I’m guessing you haven’t played much IF, so I’d like to suggest that you play a bunch of games, and then see if you still feel the same way.

I’m not saying that your point of view is invalid (even though I disagree with it), and sometimes conventions should be challenged, but becoming familiar with the conventions is usually a good idea before heading off in another direction. That way the decision to head off into another direction is an informed one.

Are you trained on graphical adventure games, btw?

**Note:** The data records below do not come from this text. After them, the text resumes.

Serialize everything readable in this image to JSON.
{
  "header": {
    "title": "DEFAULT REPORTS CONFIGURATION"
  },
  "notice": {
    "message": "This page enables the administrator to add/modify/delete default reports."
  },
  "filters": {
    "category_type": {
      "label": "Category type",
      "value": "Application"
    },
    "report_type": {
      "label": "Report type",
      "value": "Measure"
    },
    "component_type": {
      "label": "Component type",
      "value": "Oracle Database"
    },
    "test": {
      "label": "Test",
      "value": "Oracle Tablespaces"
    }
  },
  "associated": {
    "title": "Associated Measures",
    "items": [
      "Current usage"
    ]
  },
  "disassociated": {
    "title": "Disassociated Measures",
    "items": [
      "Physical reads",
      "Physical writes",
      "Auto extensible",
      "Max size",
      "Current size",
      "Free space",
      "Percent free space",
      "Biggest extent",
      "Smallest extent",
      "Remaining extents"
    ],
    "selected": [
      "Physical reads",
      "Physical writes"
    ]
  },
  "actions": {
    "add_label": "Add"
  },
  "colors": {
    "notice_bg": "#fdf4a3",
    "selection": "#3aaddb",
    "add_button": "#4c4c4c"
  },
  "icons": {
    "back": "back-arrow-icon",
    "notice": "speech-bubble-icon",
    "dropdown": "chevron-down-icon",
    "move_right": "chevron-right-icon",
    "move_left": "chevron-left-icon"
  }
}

This makes me recall Dave Gilbert’s experience on how new users didn’t think to “use the crowbar on the door”. Something he, and every seasoned (graphical) adventure gamer thought was obvious.

Edit once more: Just keep in mind that seasoned players of IF will probably not consider to use “use” so don’t forget to allow “open door with crowbar” and other variations as well as “use”. Unless you design the game around the “use” verb and let the player know that clearly.

(Har man sett, en svensk!)

I have indeed not played many text-based adventure games. Haven’t played any Inform ones at all. Point&click games like Monkey Island have been favourites of mine, however.

But, I mean, I totally understand how certain commands that you might be used to from adventure games just won’t work in the Inform engine. And so one wanting to design a game with is needs to take it into account.

I weren’t ever planning to write any long, involved games where there could be a dozen different valid commands to take into account, mostly some short scenarios related to a story me and some friends are making. Seasoned IF players will not be in my target audience there. And the game I’m writing with the help of this topic right is just my “Mess around with Inform 7 to understand the program”. Thanks to everyone that has helped me, by the way. I’m starting to get the hang of this (yeah, right). Just need to read up on how devices work.

Ohh, I like this. I wonder if you could even have something autogenerate from what each object’s defined interfering (Before/Instead/After) rules. Or have a Table of Notable Verbs matching verbs with interesting effects to various objects.

Something like, “Well, there sure are a lot of things a crowbar can do! Do you want to SMASH the door, PRY the door, SLIDE the crowbar under the door, try to UNLOCK the door with the crowbar (unlikely to work!) or what?” would be friendly to newbs (or those more familiar with clickable graphic adventures) while pointing out the reason why we have the “unlikely to recognize USE” convention in the first place.

…You should put it in the IF Trainer. :slight_smile: